The gun used in all four slayings was found beside 23-year-old Matthew Hendricks, and investigators said Susan Hendricks told deputies her son was suicidal. She also led them to a note in the kitchen. The note was written by Matthew Hendricks, but not the day he died, Wilkins said.
Family and friends of the victims sobbed as Wilkins recounted what happened the morning on Oct. 14, 2011, in two homes in Liberty in northwest South Carolina. At Hendricks’ home, deputies found the body of Matthew Hendricks shot in the head in his bed with a gun on a table beside him. Susan Hendricks’ stepmother, 64-year-old Linda Burns, was found in her bedroom, a trail of blood leading to her bed from the living room. She was shot several times in the chest, arm and stomach.
Next door, authorities found the bodies of her other son, 20-year-old Marshall Hendricks. He was shot several times in the house and tried to run outside. Investigators said she fired the final shot at her son on the concrete stoop outside the home and covered him with a blanket. Susan Hendricks’ 52-year-old ex-husband, Mark Hendricks, was found on a couch, shot in the chest.
Her story of a murder-suicide quickly fell apart. Deputies were puzzled why she didn’t call 911. Gunshot residue was found on her clothes, and Marshall Hendricks’ blood was found on her pants.
The murders weren’t the first deadly shooting in Susan Hendricks’ home.
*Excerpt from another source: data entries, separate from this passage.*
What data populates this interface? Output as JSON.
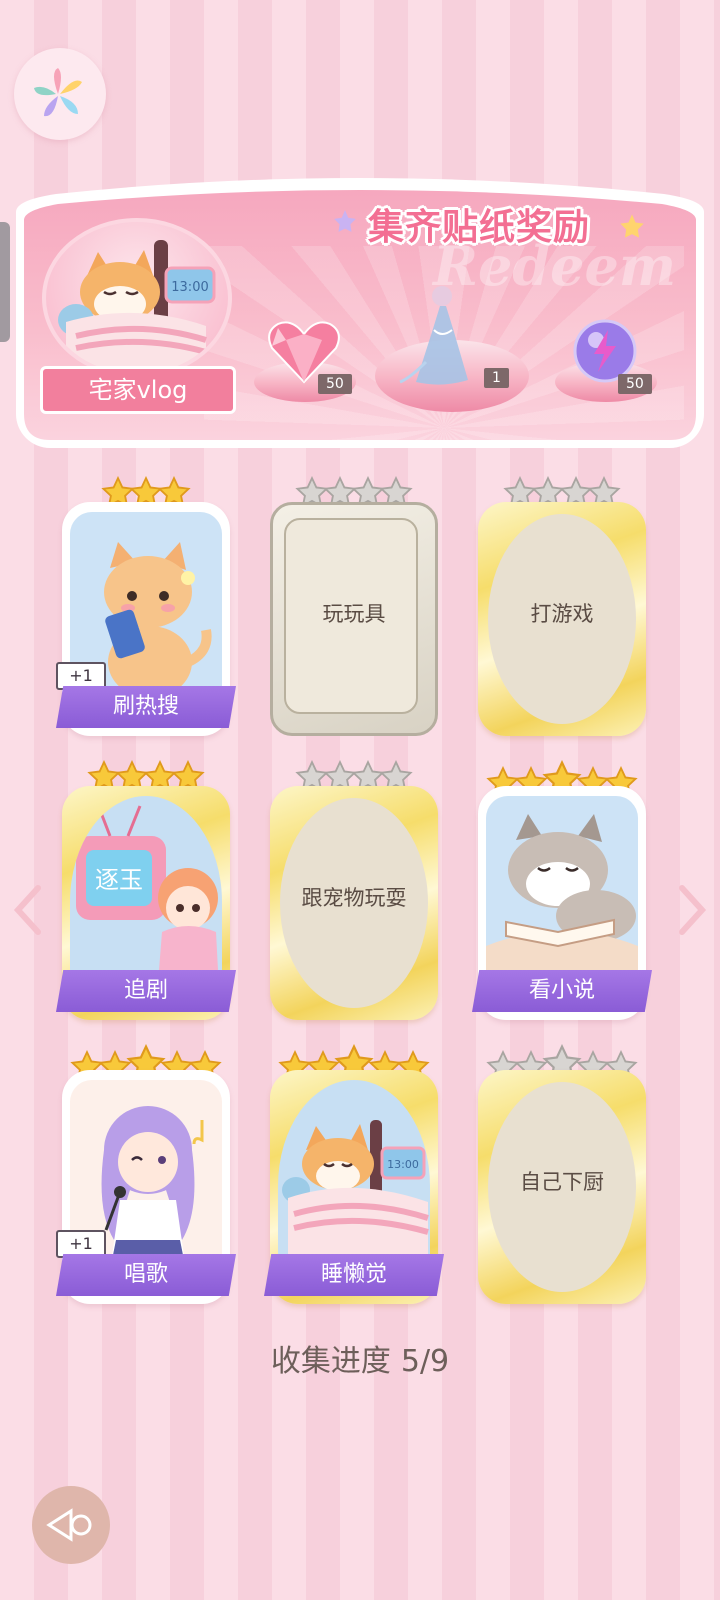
{
  "banner": {
    "title": "集齐贴纸奖励",
    "watermark": "Redeem",
    "theme_label": "宅家vlog",
    "rewards": [
      {
        "icon": "pink-heart-gem-icon",
        "count": "50"
      },
      {
        "icon": "dress-costume-icon",
        "count": "1"
      },
      {
        "icon": "purple-lightning-orb-icon",
        "count": "50"
      }
    ]
  },
  "cards": [
    {
      "label": "刷热搜",
      "stars": 3,
      "collected": true,
      "badge": "+1"
    },
    {
      "label": "玩玩具",
      "stars": 4,
      "collected": false
    },
    {
      "label": "打游戏",
      "stars": 4,
      "collected": false
    },
    {
      "label": "追剧",
      "stars": 4,
      "collected": true,
      "tv_text": "逐玉"
    },
    {
      "label": "跟宠物玩耍",
      "stars": 4,
      "collected": false
    },
    {
      "label": "看小说",
      "stars": 5,
      "collected": true
    },
    {
      "label": "唱歌",
      "stars": 5,
      "collected": true,
      "badge": "+1"
    },
    {
      "label": "睡懒觉",
      "stars": 5,
      "collected": true
    },
    {
      "label": "自己下厨",
      "stars": 5,
      "collected": false
    }
  ],
  "progress": {
    "label": "收集进度",
    "value": "5/9"
  },
  "colors": {
    "accent_pink": "#f36f93",
    "label_purple": "#8a5cd6",
    "gold_frame": "#f6dd6b"
  }
}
In April 2006, authorities said Doyle “Brian” Teague, 36, was killed by Hendricks after entering her home uninvited. Hendricks claimed self-defense, and deputies said they never had enough evidence to file criminal charges.
Hendricks’ lawyer John Mauldin thanked Wilkins for accepting a plea deal. He said Hendricks was remorseful and didn’t want to drag people through a death penalty trial.
“Nobody was really going to win anything,” Mauldin said. “Here today, sanity prevails, if I can say it that way.”